Rails nested resources MVC complete example

This post provides references to the code changes that need to be made to a scaffolded rails app in order to render a form for the resources. In the application I am providing the example from those resources are User and Form, where a form is rendered for a user. This is a survey rendering application, similar to TypeForm or SurveyMonkey.

This post will use the form#edit action as an example but this can be applied to any of the resources.

Generating the scaffold

For those that want to code along with the post, you can start by creating a new rails application and generating the following two scaffolds:
rails g scaffold Form
rails g scaffold User

This will create all of the resources needed to create and render forms and users, but we will make changes to the generated files to account for forms being nested within users.

Creating the tables and ActiveRecord relationships

To establish the relationships between the Form and User I added a reference to the users table in the form create_table. Adding the reference requires the users table to exist before running the migration:

class CreateForms < ActiveRecord::Migration[6.1]
  def change
    create_table :forms do |t|
      t.references :user, index: true, null: false
      t.string :name


In the Form and User models add the belongs_to and has_many associations appropriately:

class Form < ApplicationRecord
  belongs_to :user
class User < ApplicationRecord
  has_many :forms

Update routes to be nested

Update the routes file so :forms are scoped under :users because in this system a Form will only exist under the context of a User.
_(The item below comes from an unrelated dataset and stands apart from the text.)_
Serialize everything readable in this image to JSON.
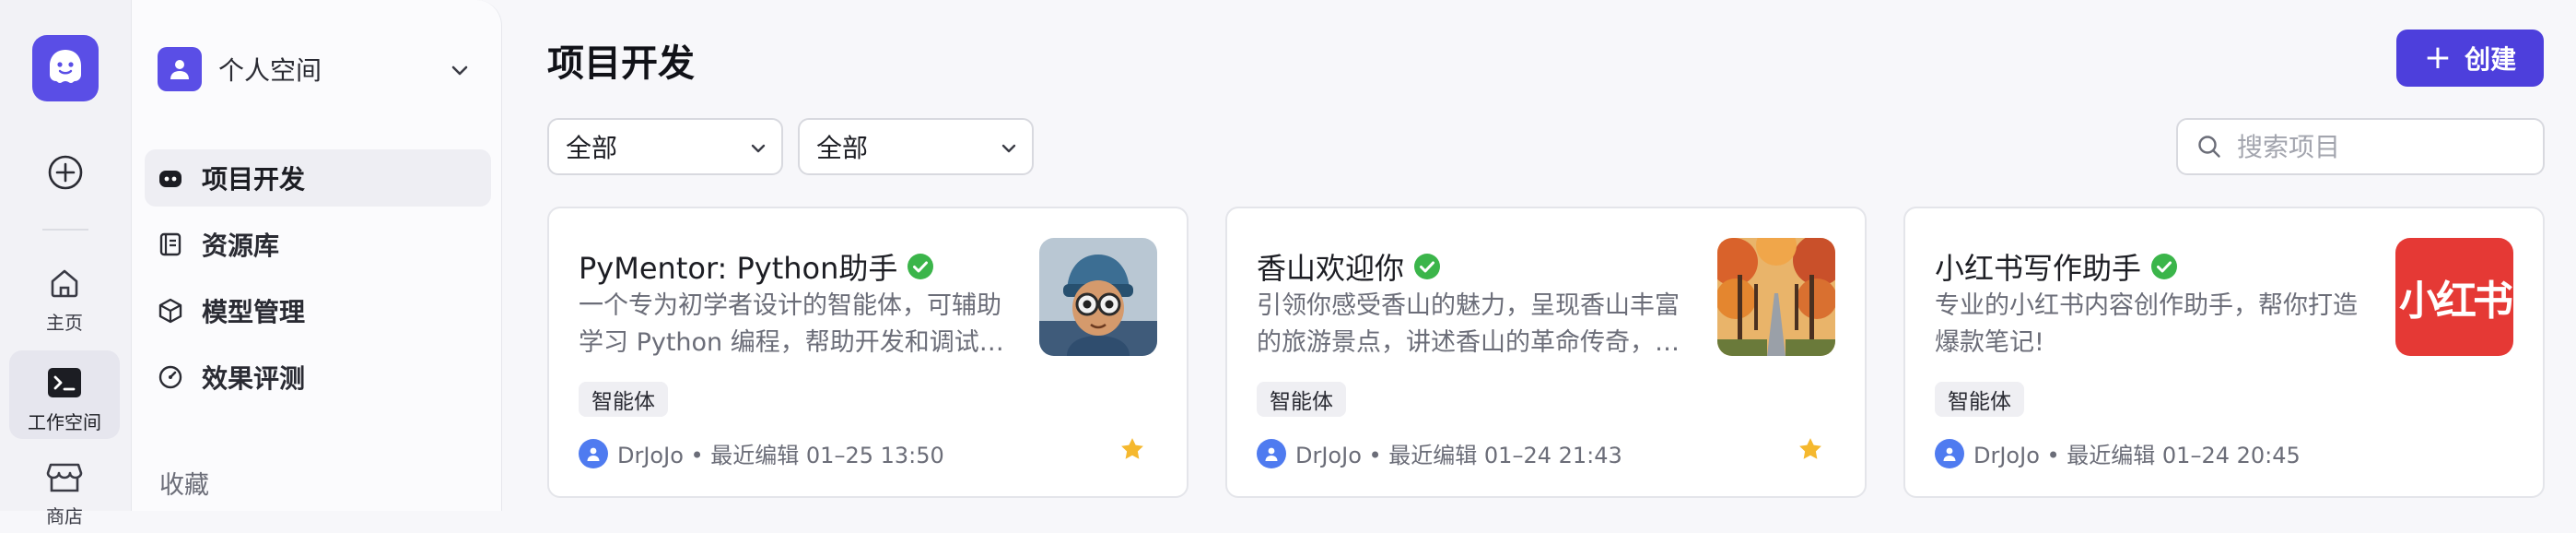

This will also update the url helpers rails providers, which we will need to update references to later in the post.

resources :users do
  resources :forms

Run the rails routes command to see the changes to the routes definitions. For our edit example the new url is:


Updating FormsController#edit

In the FormsController an update needs to be made to get form for a specific user. Since the route to access the edit action is /users/:user_id/forms/:id/edit we now have the user_id and id (from_id) available to us as parameters to query for data.

In the edit example below we query for the user first and then filter the forms to find the correct resource. Setting the @form and @user variables will give us access to them in the view template:

class FormsController < ApplicationController
  before_action :set_user, only: %i[ edit ]

  def edit
    @form = @user.forms.find(params[:id].to_i)


  def set_user
    @user = User.find(params[:user_id])

Updating views for FormsController#edit

When generating the scaffold for Form you an edit template was created for you that looks similar to this:

<h1>Editing Form</h1>

<%= render 'form', form: @form %>

<%= link_to 'Show', @form %> |
<%= link_to 'Back', forms_path %>

Since the forms were updated to be nested, we will need to account for two changes:

  1. The new url path helpers
  2. The added data needed for the form to render

After the updates the new edit.html.erb will look like the below code example. The links were updated with the correct url paths and the data we provide to the form partial is accounted for.

<h1>Editing Form</h1>

<%= render 'form', form_and_user: [@user, @form] %>

<%= link_to 'Show', user_form_path(@form) %> |
<%= link_to 'Back', user_forms_path %>

Finally update the references in the form partially to account for the changed parameter name as the example below illustrates:

Orginal form partial:

<%= form_with(model: form) do |form| %>
# form elements
<% end %>

Updated form partial:

<%= form_with(model: form_and_user) do |form| %>
# form elements
<% end %>

After making these updates you should be able to navigate to http://localhost:3000/users/1/forms/1/edit successfully.

Thanks for tuning in! I hope you found this post helpful today.